_PROBLEM DESCRIPTION_: Every line of the entries below that includes "initials" belongs in the answer, copied as written.

= = =

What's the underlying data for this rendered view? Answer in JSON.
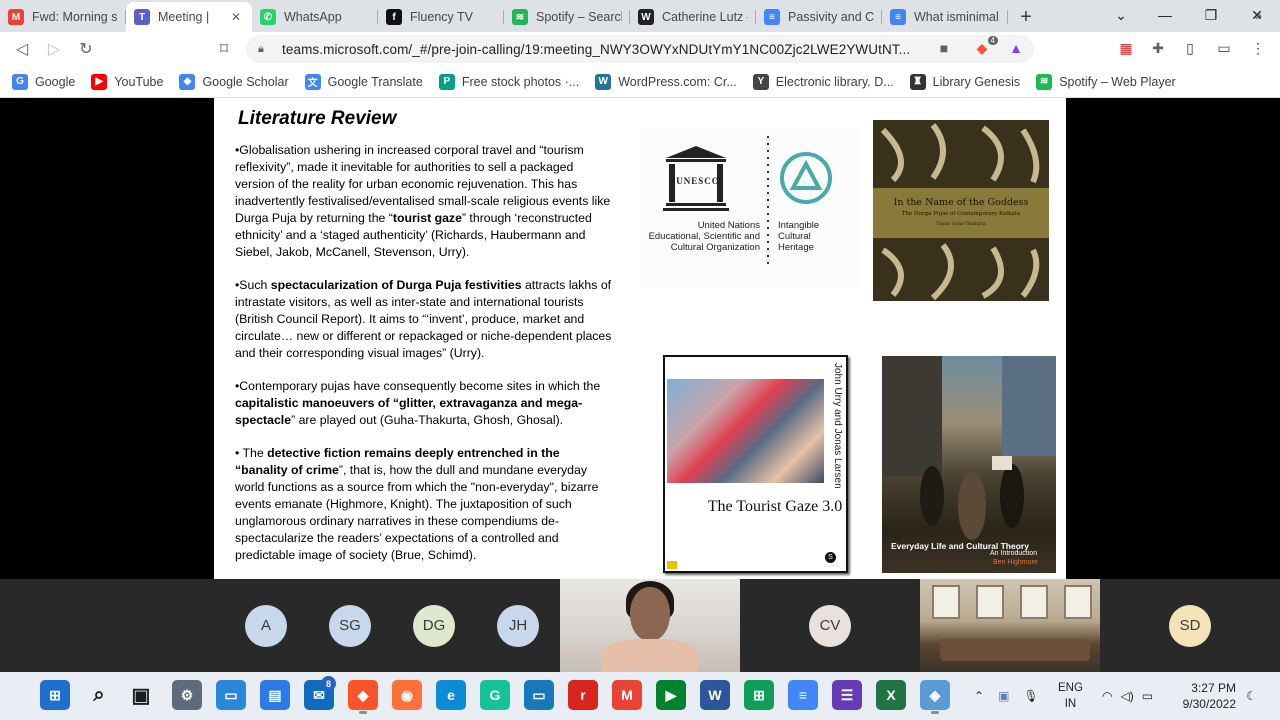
{
  "browser": {
    "tabs": [
      {
        "title": "Fwd: Morning se",
        "icon": "gmail-icon",
        "color": "#ea4335",
        "glyph": "M"
      },
      {
        "title": "Meeting |",
        "icon": "teams-icon",
        "color": "#5b5fc7",
        "glyph": "T",
        "active": true
      },
      {
        "title": "WhatsApp",
        "icon": "whatsapp-icon",
        "color": "#25d366",
        "glyph": "✆"
      },
      {
        "title": "Fluency TV",
        "icon": "fluency-icon",
        "color": "#111111",
        "glyph": "f"
      },
      {
        "title": "Spotify – Search",
        "icon": "spotify-icon",
        "color": "#1db954",
        "glyph": "≋"
      },
      {
        "title": "Catherine Lutz -",
        "icon": "wikipedia-icon",
        "color": "#222222",
        "glyph": "W"
      },
      {
        "title": "Passivity and Cre",
        "icon": "docs-icon",
        "color": "#4285f4",
        "glyph": "≡"
      },
      {
        "title": "What isminimal.c",
        "icon": "docs-icon",
        "color": "#4285f4",
        "glyph": "≡"
      }
    ],
    "new_tab": "+",
    "url": "teams.microsoft.com/_#/pre-join-calling/19:meeting_NWY3OWYxNDUtYmY1NC00Zjc2LWE2YWUtNT...",
    "brave_badge": "4",
    "bookmarks": [
      {
        "label": "Google",
        "icon": "google-icon",
        "color": "#4285f4",
        "glyph": "G"
      },
      {
        "label": "YouTube",
        "icon": "youtube-icon",
        "color": "#ff0000",
        "glyph": "▶"
      },
      {
        "label": "Google Scholar",
        "icon": "scholar-icon",
        "color": "#4285f4",
        "glyph": "◆"
      },
      {
        "label": "Google Translate",
        "icon": "translate-icon",
        "color": "#4285f4",
        "glyph": "文"
      },
      {
        "label": "Free stock photos ·...",
        "icon": "pexels-icon",
        "color": "#05a081",
        "glyph": "P"
      },
      {
        "label": "WordPress.com: Cr...",
        "icon": "wordpress-icon",
        "color": "#21759b",
        "glyph": "W"
      },
      {
        "label": "Electronic library. D...",
        "icon": "library-icon",
        "color": "#444444",
        "glyph": "Y"
      },
      {
        "label": "Library Genesis",
        "icon": "libgen-icon",
        "color": "#333333",
        "glyph": "♜"
      },
      {
        "label": "Spotify – Web Player",
        "icon": "spotify-icon",
        "color": "#1db954",
        "glyph": "≋"
      }
    ],
    "bookmarks_more": "»"
  },
  "slide": {
    "title": "Literature Review",
    "paragraphs": [
      {
        "html": "•Globalisation ushering in increased  corporal travel and “tourism reflexivity”, made it inevitable for authorities to sell a packaged version of the reality for urban economic rejuvenation. This has inadvertently festivalised/eventalised small-scale religious events like Durga Puja by returning the “<b>tourist gaze</b>” through ‘reconstructed ethnicity’ and a ‘staged authenticity’ (Richards, Haubermann and Siebel, Jakob, McCanell, Stevenson, Urry)."
      },
      {
        "html": "•Such <b>spectacularization of Durga Puja festivities</b> attracts lakhs of intrastate visitors, as well as inter-state and international tourists (British Council Report). It aims to “‘invent’, produce, market and circulate… new or different or repackaged or niche-dependent places and their corresponding visual images”  (Urry)."
      },
      {
        "html": "•Contemporary pujas have consequently become sites in which  the <b>capitalistic manoeuvers of “glitter, extravaganza and mega-spectacle</b>” are played out  (Guha-Thakurta, Ghosh, Ghosal)."
      },
      {
        "html": "• The <b>detective fiction remains deeply entrenched in  the “banality of crime</b>”, that is, how the dull and mundane everyday world functions as a source from which the \"non-everyday\", bizarre events emanate (Highmore, Knight). The juxtaposition of such unglamorous ordinary narratives in these compendiums de-spectacularize the readers’ expectations of a controlled and predictable image of society (Brue, Schimd)."
      }
    ],
    "unesco": {
      "wordmark": "UNESCO",
      "org_lines": [
        "United Nations",
        "Educational, Scientific and",
        "Cultural Organization"
      ],
      "heritage_lines": [
        "Intangible",
        "Cultural",
        "Heritage"
      ]
    },
    "book_goddess": {
      "title": "In the Name of the Goddess",
      "subtitle": "The Durga Pujas of Contemporary Kolkata",
      "author": "Tapati Guha-Thakurta"
    },
    "book_gaze": {
      "authors": "John Urry and Jonas Larsen",
      "title": "The Tourist Gaze 3.0",
      "publisher_mark": "S"
    },
    "book_everyday": {
      "title": "Everyday Life and Cultural Theory",
      "subtitle": "An Introduction",
      "author": "Ben Highmore"
    }
  },
  "participants": [
    {
      "initials": "A",
      "color": "#c7d7ec"
    },
    {
      "initials": "SG",
      "color": "#c7d7ec"
    },
    {
      "initials": "DG",
      "color": "#dfe8cc"
    },
    {
      "initials": "JH",
      "color": "#c7d7ec"
    },
    {
      "initials": "CV",
      "color": "#e9e1db"
    },
    {
      "initials": "SD",
      "color": "#f5e3b8"
    }
  ],
  "taskbar": {
    "apps": [
      {
        "name": "start-icon",
        "color": "#1f6fd1",
        "glyph": "⊞"
      },
      {
        "name": "search-icon",
        "color": "#e9eef5",
        "glyph": "⌕"
      },
      {
        "name": "task-view-icon",
        "color": "#e9eef5",
        "glyph": "▣"
      },
      {
        "name": "settings-icon",
        "color": "#5d6b7c",
        "glyph": "⚙"
      },
      {
        "name": "snip-icon",
        "color": "#2b88d8",
        "glyph": "▭"
      },
      {
        "name": "notepad-icon",
        "color": "#2c7be5",
        "glyph": "▤"
      },
      {
        "name": "mail-icon",
        "color": "#0f6cbd",
        "glyph": "✉",
        "badge": "8"
      },
      {
        "name": "brave-icon",
        "color": "#fb542b",
        "glyph": "◆",
        "running": true
      },
      {
        "name": "firefox-icon",
        "color": "#ff7139",
        "glyph": "◉"
      },
      {
        "name": "edge-icon",
        "color": "#0c8bd6",
        "glyph": "e"
      },
      {
        "name": "grammarly-icon",
        "color": "#15c39a",
        "glyph": "G"
      },
      {
        "name": "remote-desktop-icon",
        "color": "#1779ba",
        "glyph": "▭"
      },
      {
        "name": "rr-icon",
        "color": "#d7261e",
        "glyph": "r"
      },
      {
        "name": "gmail-icon",
        "color": "#ea4335",
        "glyph": "M"
      },
      {
        "name": "meet-icon",
        "color": "#00832d",
        "glyph": "▶"
      },
      {
        "name": "word-icon",
        "color": "#2b579a",
        "glyph": "W"
      },
      {
        "name": "sheets-icon",
        "color": "#0f9d58",
        "glyph": "⊞"
      },
      {
        "name": "docs-icon",
        "color": "#4285f4",
        "glyph": "≡"
      },
      {
        "name": "forms-icon",
        "color": "#673ab7",
        "glyph": "☰"
      },
      {
        "name": "excel-icon",
        "color": "#217346",
        "glyph": "X"
      },
      {
        "name": "app-icon",
        "color": "#5a9bd4",
        "glyph": "◈",
        "running": true
      }
    ],
    "language_line1": "ENG",
    "language_line2": "IN",
    "time": "3:27 PM",
    "date": "9/30/2022"
  }
}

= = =

_PROBLEM SOLUTION_:
      "initials": "A",
      "initials": "SG",
      "initials": "DG",
      "initials": "JH",
      "initials": "CV",
      "initials": "SD",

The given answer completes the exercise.